Forgetting the real world is never a good omen. It always come to mind. It is therefore urgent to reconnect with it. It is even what we should first teach to children: Commodity consumption should no longer be the ultimate goal of our societies, and all work should be an art of creation. We are far from it.
A key question as we make the long transition to a sustainable and renewable economy and culture is the role of individual responsibility and personal lifestyle. In the end, our individual behavior as "consumers" adds up to the crisis of sustainability, but the causes of this crisis are far from simple.
Propertyless and under-capitalized Americans sense and experience that they are less secure with prospects for good incomes that they can rely on to support themselves and their families, but they feel helpless to do anything about their plight and continue to struggle on day by day, month by month.
City life can be stressful at times and expensive always, but at least you can take solace in having a small carbon footprint. Tiny apartments to heat and cool, no driving -- of course you're not using as many resources as your suburban and rural brethren! But a new study suggests that urbanites shouldn't be quite so smug.

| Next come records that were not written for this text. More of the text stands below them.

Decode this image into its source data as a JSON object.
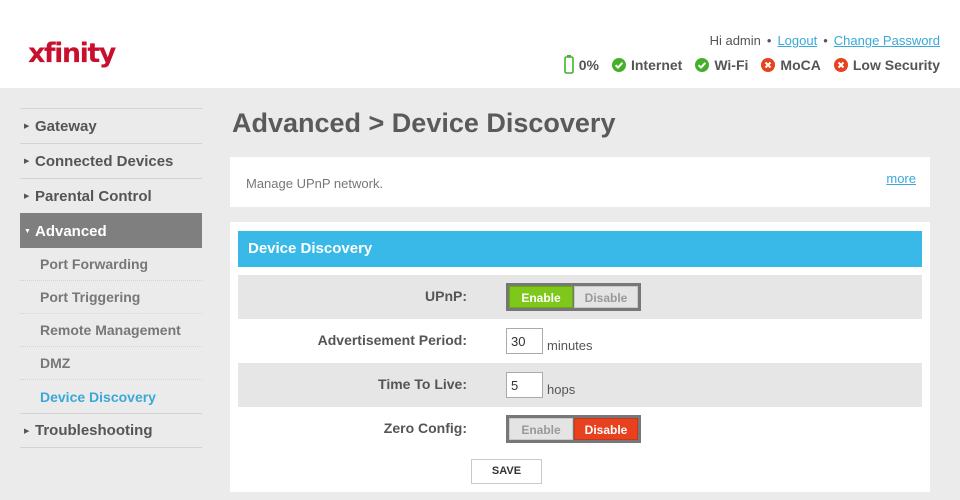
{
  "header": {
    "logo": "xfinity",
    "greeting": "Hi admin",
    "logout": "Logout",
    "change_password": "Change Password",
    "status": [
      {
        "icon": "battery-icon",
        "label": "0%",
        "state": "battery"
      },
      {
        "icon": "check-circle-icon",
        "label": "Internet",
        "state": "ok"
      },
      {
        "icon": "check-circle-icon",
        "label": "Wi-Fi",
        "state": "ok"
      },
      {
        "icon": "x-circle-icon",
        "label": "MoCA",
        "state": "error"
      },
      {
        "icon": "x-circle-icon",
        "label": "Low Security",
        "state": "error"
      }
    ]
  },
  "colors": {
    "brand": "#c8102e",
    "accent": "#38b9e8",
    "ok": "#44b02a",
    "error": "#e8411f",
    "enable_on": "#7dc81b"
  },
  "sidebar": {
    "items": [
      {
        "label": "Gateway"
      },
      {
        "label": "Connected Devices"
      },
      {
        "label": "Parental Control"
      },
      {
        "label": "Advanced",
        "active": true
      },
      {
        "label": "Troubleshooting"
      }
    ],
    "sub_items": [
      {
        "label": "Port Forwarding"
      },
      {
        "label": "Port Triggering"
      },
      {
        "label": "Remote Management"
      },
      {
        "label": "DMZ"
      },
      {
        "label": "Device Discovery",
        "active": true
      }
    ]
  },
  "main": {
    "title": "Advanced > Device Discovery",
    "info_text": "Manage UPnP network.",
    "more_link": "more",
    "panel_title": "Device Discovery",
    "upnp": {
      "label": "UPnP:",
      "enable": "Enable",
      "disable": "Disable",
      "value": "Enable"
    },
    "advertisement": {
      "label": "Advertisement Period:",
      "value": "30",
      "unit": "minutes"
    },
    "ttl": {
      "label": "Time To Live:",
      "value": "5",
      "unit": "hops"
    },
    "zero_config": {
      "label": "Zero Config:",
      "enable": "Enable",
      "disable": "Disable",
      "value": "Disable"
    },
    "save": "SAVE"
  }
}
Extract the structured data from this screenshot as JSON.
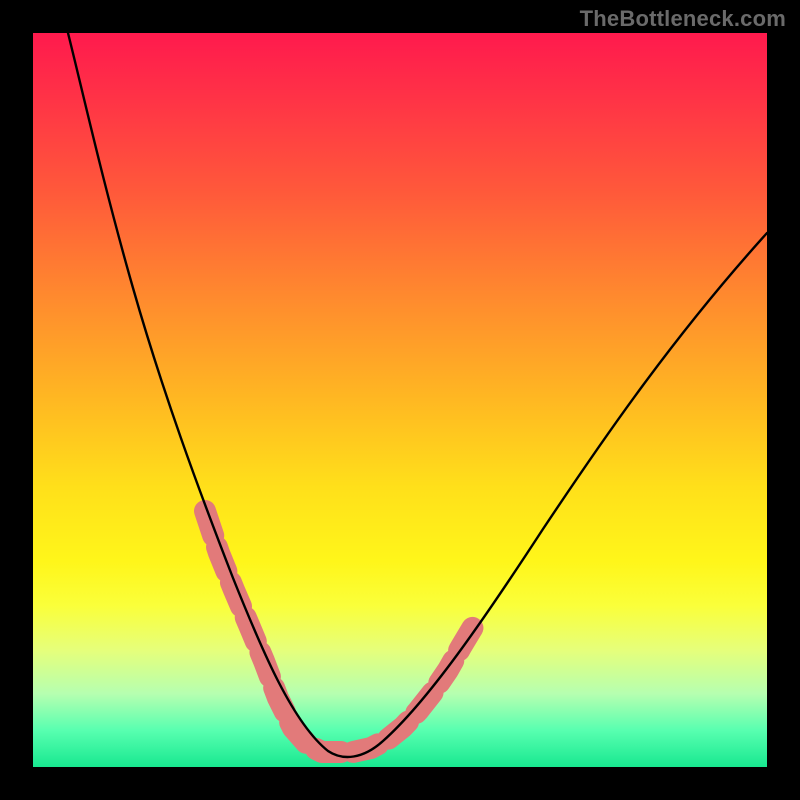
{
  "watermark": {
    "text": "TheBottleneck.com"
  },
  "chart_data": {
    "type": "line",
    "title": "",
    "xlabel": "",
    "ylabel": "",
    "xlim": [
      0,
      100
    ],
    "ylim": [
      0,
      100
    ],
    "grid": false,
    "legend": false,
    "series": [
      {
        "name": "curve",
        "color": "#000000",
        "x": [
          5,
          10,
          15,
          20,
          25,
          28,
          30,
          32,
          34,
          36,
          38,
          40,
          45,
          50,
          55,
          60,
          65,
          70,
          75,
          80,
          85,
          90,
          95,
          100
        ],
        "y": [
          100,
          83,
          65,
          48,
          33,
          24,
          19,
          14,
          9,
          5,
          3,
          2,
          2,
          6,
          13,
          21,
          29,
          37,
          44,
          51,
          57,
          63,
          68,
          73
        ]
      },
      {
        "name": "highlight-overlay",
        "color": "#e27a7a",
        "x": [
          24,
          26,
          28,
          30,
          32,
          34,
          36,
          38,
          40,
          42,
          44,
          46,
          48,
          50,
          52,
          54,
          56,
          58
        ],
        "y": [
          35,
          29,
          24,
          19,
          14,
          9,
          5,
          3,
          2,
          2,
          2,
          3,
          5,
          7,
          10,
          13,
          17,
          20
        ]
      }
    ],
    "background_gradient": {
      "stops": [
        {
          "pos": 0,
          "color": "#ff1a4d"
        },
        {
          "pos": 50,
          "color": "#ffb822"
        },
        {
          "pos": 75,
          "color": "#fff61a"
        },
        {
          "pos": 100,
          "color": "#18e890"
        }
      ]
    }
  }
}
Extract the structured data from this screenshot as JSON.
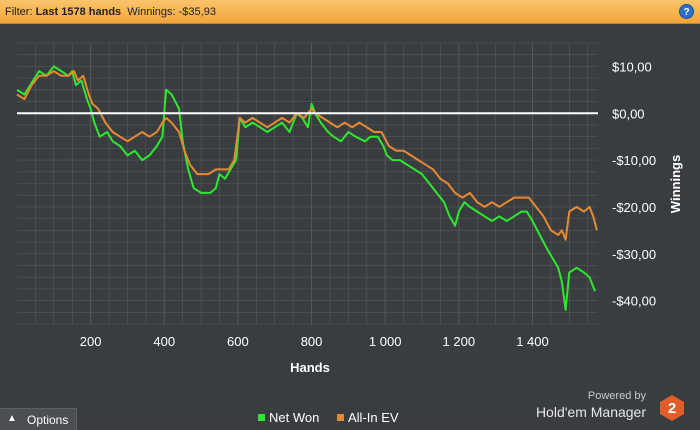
{
  "filter_bar": {
    "filter_label": "Filter:",
    "filter_value": "Last 1578 hands",
    "winnings_label": "Winnings:",
    "winnings_value": "-$35,93",
    "help_symbol": "?"
  },
  "options_button": {
    "label": "Options",
    "icon": "chevron-up-icon"
  },
  "branding": {
    "powered_by": "Powered by",
    "product": "Hold'em Manager",
    "badge": "2"
  },
  "colors": {
    "background": "#3a3d40",
    "filter_bar": "#f5b04e",
    "net_won": "#2ee82e",
    "all_in_ev": "#e58a32",
    "zero_line": "#ffffff",
    "grid": "#55595d",
    "badge": "#e25d2a"
  },
  "chart_data": {
    "type": "line",
    "xlabel": "Hands",
    "ylabel": "Winnings",
    "xlim": [
      0,
      1578
    ],
    "ylim": [
      -45,
      15
    ],
    "x_ticks": [
      200,
      400,
      600,
      800,
      1000,
      1200,
      1400
    ],
    "x_tick_labels": [
      "200",
      "400",
      "600",
      "800",
      "1 000",
      "1 200",
      "1 400"
    ],
    "y_ticks": [
      10,
      0,
      -10,
      -20,
      -30,
      -40
    ],
    "y_tick_labels": [
      "$10,00",
      "$0,00",
      "-$10,00",
      "-$20,00",
      "-$30,00",
      "-$40,00"
    ],
    "zero_line": 0,
    "grid": true,
    "legend_position": "bottom",
    "series": [
      {
        "name": "Net Won",
        "points": [
          [
            0,
            5
          ],
          [
            20,
            4
          ],
          [
            40,
            6.5
          ],
          [
            60,
            9
          ],
          [
            80,
            8
          ],
          [
            100,
            10
          ],
          [
            120,
            9
          ],
          [
            140,
            8
          ],
          [
            150,
            9
          ],
          [
            160,
            6
          ],
          [
            175,
            7
          ],
          [
            190,
            3
          ],
          [
            200,
            1
          ],
          [
            210,
            -2
          ],
          [
            225,
            -5
          ],
          [
            245,
            -4
          ],
          [
            260,
            -6
          ],
          [
            280,
            -7
          ],
          [
            300,
            -9
          ],
          [
            320,
            -8
          ],
          [
            340,
            -10
          ],
          [
            360,
            -9
          ],
          [
            380,
            -7
          ],
          [
            395,
            -5
          ],
          [
            405,
            5
          ],
          [
            420,
            4
          ],
          [
            440,
            1
          ],
          [
            450,
            -6
          ],
          [
            465,
            -12
          ],
          [
            480,
            -16
          ],
          [
            500,
            -17
          ],
          [
            525,
            -17
          ],
          [
            540,
            -16
          ],
          [
            550,
            -13
          ],
          [
            565,
            -14
          ],
          [
            580,
            -12
          ],
          [
            595,
            -10
          ],
          [
            605,
            -1
          ],
          [
            620,
            -3
          ],
          [
            640,
            -2
          ],
          [
            660,
            -3
          ],
          [
            680,
            -4
          ],
          [
            700,
            -3
          ],
          [
            720,
            -2
          ],
          [
            740,
            -4
          ],
          [
            760,
            0
          ],
          [
            775,
            -1
          ],
          [
            790,
            -3
          ],
          [
            800,
            2
          ],
          [
            810,
            0
          ],
          [
            825,
            -2
          ],
          [
            845,
            -4
          ],
          [
            860,
            -5
          ],
          [
            880,
            -6
          ],
          [
            900,
            -4
          ],
          [
            920,
            -5
          ],
          [
            945,
            -6
          ],
          [
            960,
            -5
          ],
          [
            980,
            -5
          ],
          [
            995,
            -7
          ],
          [
            1005,
            -9
          ],
          [
            1020,
            -10
          ],
          [
            1040,
            -10
          ],
          [
            1060,
            -11
          ],
          [
            1080,
            -12
          ],
          [
            1100,
            -13
          ],
          [
            1120,
            -15
          ],
          [
            1140,
            -17
          ],
          [
            1160,
            -19
          ],
          [
            1175,
            -22
          ],
          [
            1190,
            -24
          ],
          [
            1200,
            -21
          ],
          [
            1215,
            -19
          ],
          [
            1230,
            -20
          ],
          [
            1250,
            -21
          ],
          [
            1270,
            -22
          ],
          [
            1290,
            -23
          ],
          [
            1310,
            -22
          ],
          [
            1330,
            -23
          ],
          [
            1350,
            -22
          ],
          [
            1370,
            -21
          ],
          [
            1385,
            -21
          ],
          [
            1400,
            -23
          ],
          [
            1420,
            -26
          ],
          [
            1440,
            -29
          ],
          [
            1455,
            -31
          ],
          [
            1470,
            -33
          ],
          [
            1480,
            -36
          ],
          [
            1490,
            -42
          ],
          [
            1500,
            -34
          ],
          [
            1520,
            -33
          ],
          [
            1540,
            -34
          ],
          [
            1555,
            -35
          ],
          [
            1570,
            -38
          ]
        ]
      },
      {
        "name": "All-In EV",
        "points": [
          [
            0,
            4
          ],
          [
            20,
            3
          ],
          [
            40,
            6
          ],
          [
            60,
            8
          ],
          [
            80,
            8
          ],
          [
            100,
            9
          ],
          [
            120,
            8
          ],
          [
            140,
            8
          ],
          [
            155,
            9
          ],
          [
            165,
            7
          ],
          [
            180,
            8
          ],
          [
            195,
            4
          ],
          [
            205,
            2
          ],
          [
            220,
            1
          ],
          [
            240,
            -2
          ],
          [
            260,
            -4
          ],
          [
            280,
            -5
          ],
          [
            300,
            -6
          ],
          [
            320,
            -5
          ],
          [
            340,
            -4
          ],
          [
            360,
            -5
          ],
          [
            380,
            -4
          ],
          [
            395,
            -2
          ],
          [
            405,
            -1
          ],
          [
            420,
            -2
          ],
          [
            440,
            -4
          ],
          [
            455,
            -8
          ],
          [
            470,
            -11
          ],
          [
            490,
            -13
          ],
          [
            520,
            -13
          ],
          [
            540,
            -12
          ],
          [
            560,
            -12
          ],
          [
            575,
            -12
          ],
          [
            590,
            -10
          ],
          [
            605,
            -1
          ],
          [
            620,
            -2
          ],
          [
            640,
            -1
          ],
          [
            660,
            -2
          ],
          [
            680,
            -3
          ],
          [
            700,
            -2
          ],
          [
            720,
            -1
          ],
          [
            740,
            -2
          ],
          [
            760,
            0
          ],
          [
            780,
            -1
          ],
          [
            800,
            1
          ],
          [
            810,
            0
          ],
          [
            830,
            -1
          ],
          [
            850,
            -2
          ],
          [
            870,
            -3
          ],
          [
            890,
            -2
          ],
          [
            910,
            -3
          ],
          [
            930,
            -2
          ],
          [
            950,
            -3
          ],
          [
            970,
            -4
          ],
          [
            990,
            -4
          ],
          [
            1010,
            -7
          ],
          [
            1030,
            -8
          ],
          [
            1050,
            -8
          ],
          [
            1070,
            -9
          ],
          [
            1090,
            -10
          ],
          [
            1110,
            -11
          ],
          [
            1130,
            -12
          ],
          [
            1150,
            -14
          ],
          [
            1170,
            -15
          ],
          [
            1190,
            -17
          ],
          [
            1210,
            -18
          ],
          [
            1230,
            -17
          ],
          [
            1250,
            -19
          ],
          [
            1270,
            -20
          ],
          [
            1290,
            -19
          ],
          [
            1310,
            -20
          ],
          [
            1330,
            -19
          ],
          [
            1350,
            -18
          ],
          [
            1370,
            -18
          ],
          [
            1390,
            -18
          ],
          [
            1410,
            -20
          ],
          [
            1430,
            -22
          ],
          [
            1450,
            -25
          ],
          [
            1470,
            -26
          ],
          [
            1480,
            -25
          ],
          [
            1490,
            -27
          ],
          [
            1500,
            -21
          ],
          [
            1520,
            -20
          ],
          [
            1540,
            -21
          ],
          [
            1555,
            -20
          ],
          [
            1565,
            -22
          ],
          [
            1575,
            -25
          ]
        ]
      }
    ]
  }
}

In today's culture, capitalism drives our consumption machine. It's all instant gratification, all the time -- and that's when everything else in our life is smooth sailing. When a condition as complex and unnerving as PTSD enters the equation, it makes an overly abundant vice like overconsumption even more tempting.